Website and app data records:
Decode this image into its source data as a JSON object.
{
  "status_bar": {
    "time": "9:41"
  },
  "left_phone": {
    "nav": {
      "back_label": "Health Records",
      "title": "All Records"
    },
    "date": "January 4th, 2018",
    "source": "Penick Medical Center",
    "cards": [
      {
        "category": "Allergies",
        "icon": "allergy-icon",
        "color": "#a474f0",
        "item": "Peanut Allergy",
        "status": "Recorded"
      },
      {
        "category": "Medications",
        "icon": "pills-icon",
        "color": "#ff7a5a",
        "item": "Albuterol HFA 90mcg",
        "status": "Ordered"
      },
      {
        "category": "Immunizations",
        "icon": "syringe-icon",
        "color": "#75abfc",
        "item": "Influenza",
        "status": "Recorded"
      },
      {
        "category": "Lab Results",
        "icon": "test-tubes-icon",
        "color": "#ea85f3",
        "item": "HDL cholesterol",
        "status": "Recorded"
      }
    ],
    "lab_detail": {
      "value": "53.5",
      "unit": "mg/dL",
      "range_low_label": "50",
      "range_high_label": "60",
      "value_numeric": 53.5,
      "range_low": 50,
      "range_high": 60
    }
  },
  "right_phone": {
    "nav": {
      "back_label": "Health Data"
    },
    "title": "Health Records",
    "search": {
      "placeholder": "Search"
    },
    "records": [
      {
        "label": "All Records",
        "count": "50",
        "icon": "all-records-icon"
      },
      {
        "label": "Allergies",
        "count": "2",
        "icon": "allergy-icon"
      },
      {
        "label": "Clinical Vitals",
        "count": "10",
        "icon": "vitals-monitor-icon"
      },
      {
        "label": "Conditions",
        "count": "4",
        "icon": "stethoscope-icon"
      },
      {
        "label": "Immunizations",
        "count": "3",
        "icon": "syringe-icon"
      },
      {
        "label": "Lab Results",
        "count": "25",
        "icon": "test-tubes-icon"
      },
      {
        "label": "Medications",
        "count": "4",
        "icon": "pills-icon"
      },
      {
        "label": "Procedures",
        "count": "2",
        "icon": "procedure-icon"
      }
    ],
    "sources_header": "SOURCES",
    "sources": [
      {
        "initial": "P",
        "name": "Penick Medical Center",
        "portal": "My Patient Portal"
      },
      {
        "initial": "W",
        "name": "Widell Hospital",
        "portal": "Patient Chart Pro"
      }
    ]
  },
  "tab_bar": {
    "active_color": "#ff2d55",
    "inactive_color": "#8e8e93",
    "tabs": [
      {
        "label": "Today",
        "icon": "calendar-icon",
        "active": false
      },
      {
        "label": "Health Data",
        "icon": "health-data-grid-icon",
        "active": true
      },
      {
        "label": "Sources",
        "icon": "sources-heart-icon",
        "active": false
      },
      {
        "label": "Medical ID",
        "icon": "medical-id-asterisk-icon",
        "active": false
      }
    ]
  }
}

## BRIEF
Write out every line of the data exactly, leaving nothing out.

## FINISHED TASK
Decode this image into its source data as a JSON object.
{
  "status_bar": {
    "time": "9:41"
  },
  "left_phone": {
    "nav": {
      "back_label": "Health Records",
      "title": "All Records"
    },
    "date": "January 4th, 2018",
    "source": "Penick Medical Center",
    "cards": [
      {
        "category": "Allergies",
        "icon": "allergy-icon",
        "color": "#a474f0",
        "item": "Peanut Allergy",
        "status": "Recorded"
      },
      {
        "category": "Medications",
        "icon": "pills-icon",
        "color": "#ff7a5a",
        "item": "Albuterol HFA 90mcg",
        "status": "Ordered"
      },
      {
        "category": "Immunizations",
        "icon": "syringe-icon",
        "color": "#75abfc",
        "item": "Influenza",
        "status": "Recorded"
      },
      {
        "category": "Lab Results",
        "icon": "test-tubes-icon",
        "color": "#ea85f3",
        "item": "HDL cholesterol",
        "status": "Recorded"
      }
    ],
    "lab_detail": {
      "value": "53.5",
      "unit": "mg/dL",
      "range_low_label": "50",
      "range_high_label": "60",
      "value_numeric": 53.5,
      "range_low": 50,
      "range_high": 60
    }
  },
  "right_phone": {
    "nav": {
      "back_label": "Health Data"
    },
    "title": "Health Records",
    "search": {
      "placeholder": "Search"
    },
    "records": [
      {
        "label": "All Records",
        "count": "50",
        "icon": "all-records-icon"
      },
      {
        "label": "Allergies",
        "count": "2",
        "icon": "allergy-icon"
      },
      {
        "label": "Clinical Vitals",
        "count": "10",
        "icon": "vitals-monitor-icon"
      },
      {
        "label": "Conditions",
        "count": "4",
        "icon": "stethoscope-icon"
      },
      {
        "label": "Immunizations",
        "count": "3",
        "icon": "syringe-icon"
      },
      {
        "label": "Lab Results",
        "count": "25",
        "icon": "test-tubes-icon"
      },
      {
        "label": "Medications",
        "count": "4",
        "icon": "pills-icon"
      },
      {
        "label": "Procedures",
        "count": "2",
        "icon": "procedure-icon"
      }
    ],
    "sources_header": "SOURCES",
    "sources": [
      {
        "initial": "P",
        "name": "Penick Medical Center",
        "portal": "My Patient Portal"
      },
      {
        "initial": "W",
        "name": "Widell Hospital",
        "portal": "Patient Chart Pro"
      }
    ]
  },
  "tab_bar": {
    "active_color": "#ff2d55",
    "inactive_color": "#8e8e93",
    "tabs": [
      {
        "label": "Today",
        "icon": "calendar-icon",
        "active": false
      },
      {
        "label": "Health Data",
        "icon": "health-data-grid-icon",
        "active": true
      },
      {
        "label": "Sources",
        "icon": "sources-heart-icon",
        "active": false
      },
      {
        "label": "Medical ID",
        "icon": "medical-id-asterisk-icon",
        "active": false
      }
    ]
  }
}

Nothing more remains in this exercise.